To top it off, I actually experienced bits and pieces of reverse racism on Oahu. A lot of my Asian friends had touted how they love it in Hawaii because there is no racism there – well, there is no racism, but there is reverse racism. While I have white skin, I am not an American – I was in fact hailing from my native Turkey, halfway across the world (the exact 12 hour time difference between Hawaii and Turkey made timekeeping particularly easy when calling home). In ignorance of this fact, a lot of people just assumed I was Howli – local for “breathless”, a derogatory term in reference to the early Missionaries who came to the islands centuries ago, breathless in their tight collars, supposedly spreading enlightenment among “savages”.
Any Turk you meet will be happy to tell you all about the Great Turkish War of Independence, and how much sacrifice and fighting was necessary for independence, and what great cost is still paid on a daily basis by every single Turk. So I certainly feel for the locals and their desire for independence; but if you’re going to get colonized, you might as well be colonized by the biggest superpower on the planet. And hey, you can go anywhere on a US passport without having to suffer countless indignities trying to obtain travel visas! Sure beats travel on a Turkish passport.
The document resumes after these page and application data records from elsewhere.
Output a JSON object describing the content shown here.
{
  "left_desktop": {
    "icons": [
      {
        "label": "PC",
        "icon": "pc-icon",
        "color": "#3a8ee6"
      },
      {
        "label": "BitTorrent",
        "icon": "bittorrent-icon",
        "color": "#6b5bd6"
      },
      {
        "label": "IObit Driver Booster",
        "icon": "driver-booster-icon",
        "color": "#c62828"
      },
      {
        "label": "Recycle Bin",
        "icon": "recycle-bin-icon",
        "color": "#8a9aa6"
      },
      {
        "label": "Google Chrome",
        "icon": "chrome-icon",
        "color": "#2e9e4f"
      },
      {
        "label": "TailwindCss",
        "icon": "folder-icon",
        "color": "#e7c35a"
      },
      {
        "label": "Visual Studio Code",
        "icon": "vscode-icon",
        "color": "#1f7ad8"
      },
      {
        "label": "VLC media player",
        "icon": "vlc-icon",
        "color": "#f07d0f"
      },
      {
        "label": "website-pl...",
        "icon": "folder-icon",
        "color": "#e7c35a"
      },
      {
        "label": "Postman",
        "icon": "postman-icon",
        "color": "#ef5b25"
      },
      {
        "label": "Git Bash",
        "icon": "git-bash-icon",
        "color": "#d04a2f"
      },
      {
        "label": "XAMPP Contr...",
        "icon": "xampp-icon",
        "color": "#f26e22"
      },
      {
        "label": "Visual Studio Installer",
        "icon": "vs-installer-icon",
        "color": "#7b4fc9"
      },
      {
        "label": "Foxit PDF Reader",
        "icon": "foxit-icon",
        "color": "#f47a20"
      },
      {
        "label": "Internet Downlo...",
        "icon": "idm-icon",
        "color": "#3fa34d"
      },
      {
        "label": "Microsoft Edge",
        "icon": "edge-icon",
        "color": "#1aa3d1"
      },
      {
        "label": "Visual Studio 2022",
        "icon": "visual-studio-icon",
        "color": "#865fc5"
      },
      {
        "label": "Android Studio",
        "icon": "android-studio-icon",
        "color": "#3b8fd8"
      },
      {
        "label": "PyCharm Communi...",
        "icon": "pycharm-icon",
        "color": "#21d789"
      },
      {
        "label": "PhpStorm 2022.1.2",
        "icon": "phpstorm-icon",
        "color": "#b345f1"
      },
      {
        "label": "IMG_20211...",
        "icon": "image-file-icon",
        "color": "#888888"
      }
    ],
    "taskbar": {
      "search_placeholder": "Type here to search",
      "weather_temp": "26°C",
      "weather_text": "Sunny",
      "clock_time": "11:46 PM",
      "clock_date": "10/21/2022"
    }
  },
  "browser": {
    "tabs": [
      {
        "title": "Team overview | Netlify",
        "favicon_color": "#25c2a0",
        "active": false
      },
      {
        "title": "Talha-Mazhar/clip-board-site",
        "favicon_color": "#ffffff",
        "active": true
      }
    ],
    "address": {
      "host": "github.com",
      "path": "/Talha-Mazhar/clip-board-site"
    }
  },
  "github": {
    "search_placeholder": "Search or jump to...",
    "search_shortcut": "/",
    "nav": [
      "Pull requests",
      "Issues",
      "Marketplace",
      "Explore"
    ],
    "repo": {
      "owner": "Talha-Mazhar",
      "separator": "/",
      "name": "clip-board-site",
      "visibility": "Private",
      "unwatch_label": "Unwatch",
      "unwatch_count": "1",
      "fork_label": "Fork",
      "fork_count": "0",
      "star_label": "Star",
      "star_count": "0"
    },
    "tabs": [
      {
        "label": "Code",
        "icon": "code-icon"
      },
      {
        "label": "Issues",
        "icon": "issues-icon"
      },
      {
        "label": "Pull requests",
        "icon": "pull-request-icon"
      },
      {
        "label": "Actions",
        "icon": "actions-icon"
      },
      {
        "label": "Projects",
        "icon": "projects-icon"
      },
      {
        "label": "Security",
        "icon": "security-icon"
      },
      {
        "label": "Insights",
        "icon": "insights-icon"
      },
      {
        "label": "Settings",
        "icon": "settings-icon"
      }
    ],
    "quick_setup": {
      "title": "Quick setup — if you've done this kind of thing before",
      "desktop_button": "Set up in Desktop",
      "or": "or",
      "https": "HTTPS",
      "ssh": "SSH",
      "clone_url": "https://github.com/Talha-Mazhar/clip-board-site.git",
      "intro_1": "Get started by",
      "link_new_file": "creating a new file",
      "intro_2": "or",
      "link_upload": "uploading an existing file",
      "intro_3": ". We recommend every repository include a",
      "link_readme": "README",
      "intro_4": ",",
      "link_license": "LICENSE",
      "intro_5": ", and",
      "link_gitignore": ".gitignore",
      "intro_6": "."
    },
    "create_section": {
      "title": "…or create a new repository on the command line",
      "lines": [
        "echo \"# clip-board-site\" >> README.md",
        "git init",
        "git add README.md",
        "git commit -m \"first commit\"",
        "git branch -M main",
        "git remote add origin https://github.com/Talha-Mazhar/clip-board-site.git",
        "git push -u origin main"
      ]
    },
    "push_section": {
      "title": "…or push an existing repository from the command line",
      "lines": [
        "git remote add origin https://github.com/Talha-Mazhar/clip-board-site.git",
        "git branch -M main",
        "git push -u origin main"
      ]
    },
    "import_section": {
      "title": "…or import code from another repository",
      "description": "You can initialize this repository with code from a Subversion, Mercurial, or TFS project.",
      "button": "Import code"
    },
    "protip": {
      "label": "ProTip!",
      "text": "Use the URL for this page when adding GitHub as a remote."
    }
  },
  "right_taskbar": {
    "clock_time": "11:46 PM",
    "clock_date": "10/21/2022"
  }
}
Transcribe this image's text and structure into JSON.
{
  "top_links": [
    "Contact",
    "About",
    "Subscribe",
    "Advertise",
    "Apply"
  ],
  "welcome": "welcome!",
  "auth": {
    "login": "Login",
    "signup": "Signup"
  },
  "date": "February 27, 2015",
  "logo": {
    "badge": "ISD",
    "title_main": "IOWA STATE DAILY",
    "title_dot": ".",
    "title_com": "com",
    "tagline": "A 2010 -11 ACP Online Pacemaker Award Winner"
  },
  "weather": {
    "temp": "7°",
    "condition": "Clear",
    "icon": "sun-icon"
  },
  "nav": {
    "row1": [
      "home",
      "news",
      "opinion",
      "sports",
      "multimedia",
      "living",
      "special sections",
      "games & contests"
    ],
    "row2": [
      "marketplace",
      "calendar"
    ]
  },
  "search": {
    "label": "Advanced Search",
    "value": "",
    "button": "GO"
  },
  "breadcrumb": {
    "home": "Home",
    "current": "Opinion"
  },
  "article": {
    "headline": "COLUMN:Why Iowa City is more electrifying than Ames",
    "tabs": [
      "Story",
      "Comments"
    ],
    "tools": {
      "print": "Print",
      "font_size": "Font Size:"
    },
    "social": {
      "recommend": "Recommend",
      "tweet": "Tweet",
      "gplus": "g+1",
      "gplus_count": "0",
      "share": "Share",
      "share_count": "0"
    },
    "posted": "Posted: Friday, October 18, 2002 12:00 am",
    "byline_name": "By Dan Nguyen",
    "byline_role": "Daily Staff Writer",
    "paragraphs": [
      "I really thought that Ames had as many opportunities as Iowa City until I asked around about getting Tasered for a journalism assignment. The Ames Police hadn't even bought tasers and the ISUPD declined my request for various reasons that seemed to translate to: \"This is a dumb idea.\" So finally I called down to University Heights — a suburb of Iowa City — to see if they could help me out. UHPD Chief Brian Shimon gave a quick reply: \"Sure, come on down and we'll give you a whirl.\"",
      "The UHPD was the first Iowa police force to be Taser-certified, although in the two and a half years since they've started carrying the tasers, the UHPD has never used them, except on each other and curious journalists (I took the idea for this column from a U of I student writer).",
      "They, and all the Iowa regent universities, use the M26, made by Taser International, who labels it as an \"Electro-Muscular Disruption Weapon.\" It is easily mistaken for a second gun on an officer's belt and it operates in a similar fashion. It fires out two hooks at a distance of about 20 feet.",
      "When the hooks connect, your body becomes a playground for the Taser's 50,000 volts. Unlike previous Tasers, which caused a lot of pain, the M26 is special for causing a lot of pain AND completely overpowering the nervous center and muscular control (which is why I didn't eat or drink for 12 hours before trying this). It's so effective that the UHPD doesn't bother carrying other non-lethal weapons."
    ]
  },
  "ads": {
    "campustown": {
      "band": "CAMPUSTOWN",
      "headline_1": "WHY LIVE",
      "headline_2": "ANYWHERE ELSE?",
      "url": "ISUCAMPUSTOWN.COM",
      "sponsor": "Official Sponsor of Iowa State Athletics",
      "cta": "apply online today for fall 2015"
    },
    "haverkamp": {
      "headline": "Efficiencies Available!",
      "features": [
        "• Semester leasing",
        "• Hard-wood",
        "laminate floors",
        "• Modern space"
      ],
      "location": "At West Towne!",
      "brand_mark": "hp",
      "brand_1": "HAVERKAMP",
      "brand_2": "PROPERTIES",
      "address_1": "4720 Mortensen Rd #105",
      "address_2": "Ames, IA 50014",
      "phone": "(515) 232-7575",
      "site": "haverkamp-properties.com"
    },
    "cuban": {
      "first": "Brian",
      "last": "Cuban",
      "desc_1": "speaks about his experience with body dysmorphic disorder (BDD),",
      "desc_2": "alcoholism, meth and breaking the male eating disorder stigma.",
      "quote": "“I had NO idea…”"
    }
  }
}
Combined with lackluster performance from employees (who looked great on paper but were completely unqualified for the positions they had been hired for – compliments of N&K CPA’s), there was no reason to keep InstallAware in Hawaii any longer. It was a very sad decision, but I guess not all dreams are meant to come true in life. I do hope to revisit Hawaii some day in the future, as I still love the place, and I have made good friends there.
Right before leaving the islands, my friends took me to the Dole pineapple factory on Oahu, where they have a large fish pond. That pond is full of massive fish looking like goldfish inflated to ten times their usual size. They have almost translucent skin and thick veins running throughout the lengths of their obese bodies. A lot of tourists visiting the factory stopped by the pond and fed them generous servings of fish food. Another memory I will never forget of Hawaii are these fish. They were very fat, yet they would harass one another, even getting out of the water for short bursts in intense competition, trying to grab the fish food being dispensed from the coin operated food containers above. Their mouths were proportionately huge and made this pronounced vacuum sound, trying to suck in as much of the fish food as they could – jumping over one another, breathless out of the water, madly flapping from side to side, before running out of “air” and scrambling back in a mad frenzy, back over one another, desperate to submerge in the water from whence they came.